Amazon has set up a website so users can help in the search effort and new satellite imagery has been taken by GeoEye, a company that owns and operates three imaging satellites, and Amazon's Mechanical Turk web service has been used to produced a website so users can search for his plane using this satellite imagery. The Mechanical Turk is a web service that integrates information gathered by humans performing a certain task. To participate, users sign up at the site and provide their addresses to help with the search. They will be shown a single satellite image and should flag any satellite images that contain foreign objects that may resemble Fossett's airplane or parts of a plane.

Amazon's tool divides the whole search area — 6,000 square miles — into small squares about 300 feet across. It assigns each of those small squares to anyone who signs up to help. The pictures are quite sharp; anything bigger than two or three feet will show up. Tens of thousands of people have signed up to participate in this is a testament to the power of what the Internet can do. Fossett took off on Monday morning in a Vellanca/Citabria Super Decathalon on what was expected to be a short 2 to 2-1/2 hour pleasure flight, planning to return in time to depart the Flying M with his wife in his own aircraft at midday.

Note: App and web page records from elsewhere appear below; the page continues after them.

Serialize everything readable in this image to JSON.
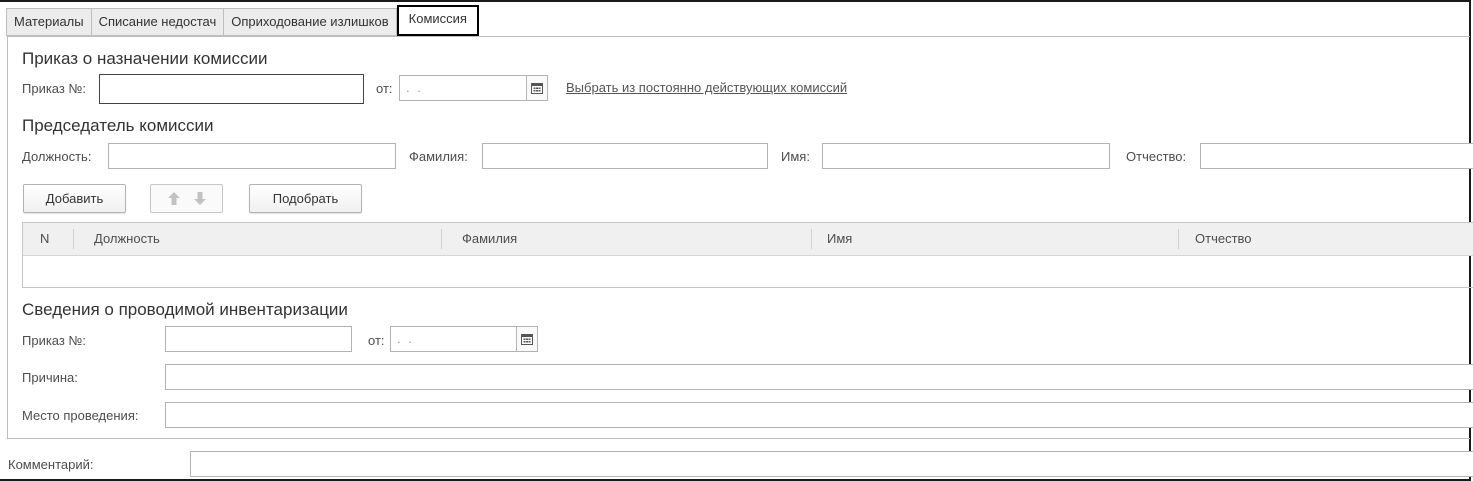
{
  "tabs": [
    {
      "label": "Материалы",
      "active": false
    },
    {
      "label": "Списание недостач",
      "active": false
    },
    {
      "label": "Оприходование излишков",
      "active": false
    },
    {
      "label": "Комиссия",
      "active": true
    }
  ],
  "order_section": {
    "title": "Приказ о назначении комиссии",
    "order_no_label": "Приказ №:",
    "order_no_value": "",
    "from_label": "от:",
    "date_value": " .  . ",
    "select_link": "Выбрать из постоянно действующих комиссий"
  },
  "chairman_section": {
    "title": "Председатель комиссии",
    "position_label": "Должность:",
    "surname_label": "Фамилия:",
    "name_label": "Имя:",
    "patronymic_label": "Отчество:"
  },
  "toolbar": {
    "add_label": "Добавить",
    "pick_label": "Подобрать"
  },
  "members_table": {
    "columns": [
      "N",
      "Должность",
      "Фамилия",
      "Имя",
      "Отчество"
    ],
    "rows": []
  },
  "inventory_section": {
    "title": "Сведения о проводимой инвентаризации",
    "order_no_label": "Приказ №:",
    "from_label": "от:",
    "date_value": " .  . ",
    "reason_label": "Причина:",
    "place_label": "Место проведения:"
  },
  "comment_label": "Комментарий:",
  "icons": {
    "calendar": "calendar-icon",
    "up": "arrow-up-icon",
    "down": "arrow-down-icon"
  }
}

Users are also asked to download Google Earth. "The plane will show up as a regular object with sharp edges, white or nearly white, about 21 pixels long and 30 pixels in wingspan," according to the website. "Marked images will be sent to a team of specialists who will determine if they contain information on the whereabouts of Steve Fossett." This is an approach to more rapidly search a large area of imagery using many eyeballs of people around the world. If Fossett did in fact stay within the region of imagery provided, someone should find some sign of the plane in the imagery, unless the plane managed to go into water and sink." The photo here is an example of the size of object to look for. The white plane shown above (30 pixel wingspan by 21 pixels by length) is approximately the size of Steve's plane. 2 pix

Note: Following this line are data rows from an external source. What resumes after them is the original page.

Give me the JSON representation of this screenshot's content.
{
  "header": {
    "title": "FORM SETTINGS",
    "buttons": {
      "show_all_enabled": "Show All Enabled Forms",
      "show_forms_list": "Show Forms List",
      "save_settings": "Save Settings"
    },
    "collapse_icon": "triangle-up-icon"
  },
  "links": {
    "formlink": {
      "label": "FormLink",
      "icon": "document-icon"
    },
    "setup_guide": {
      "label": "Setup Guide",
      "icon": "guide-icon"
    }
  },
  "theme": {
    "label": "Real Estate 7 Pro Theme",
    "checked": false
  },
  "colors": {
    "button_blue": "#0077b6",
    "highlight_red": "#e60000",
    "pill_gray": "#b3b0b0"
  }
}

You too can be a part of this real life game of "Where's Steve?" It very easy to do and you can join the search by clicking here on this link. Once on the site, you will be shown a single satellite image. The task is to flag any satellite images which contain foreign objects that may resemble Steve's airplane or parts of a plane. Steve's plane will show up as a regular object with sharp edges, white or nearly white, about 21 pixels long and 30 pixels in wingspan. If in doubt, be conservative and mark the image. For complete coverage, they've set up this HIT system so that that multiple people will cover the same area several times over. Do not worry that missing one little detail will be tragic. It will get caught and marked images will be sent to a team of specialists who will determine if they contain information on the whereabouts of Steve Fossett.

On Steve Fossett's website, is posted a message from Steve's wife saying, "Friends and family of Steve Fossett would like to thank you for helping them with this cause."

So take a minute or two and stop looking at the YouTube videos of Brittany Spears god-awful performance at the MTV Music Awards and help to do some good by getting involved in this attempt to save one of America's true pioneer's and hero. Let's show the world the power of us geeks!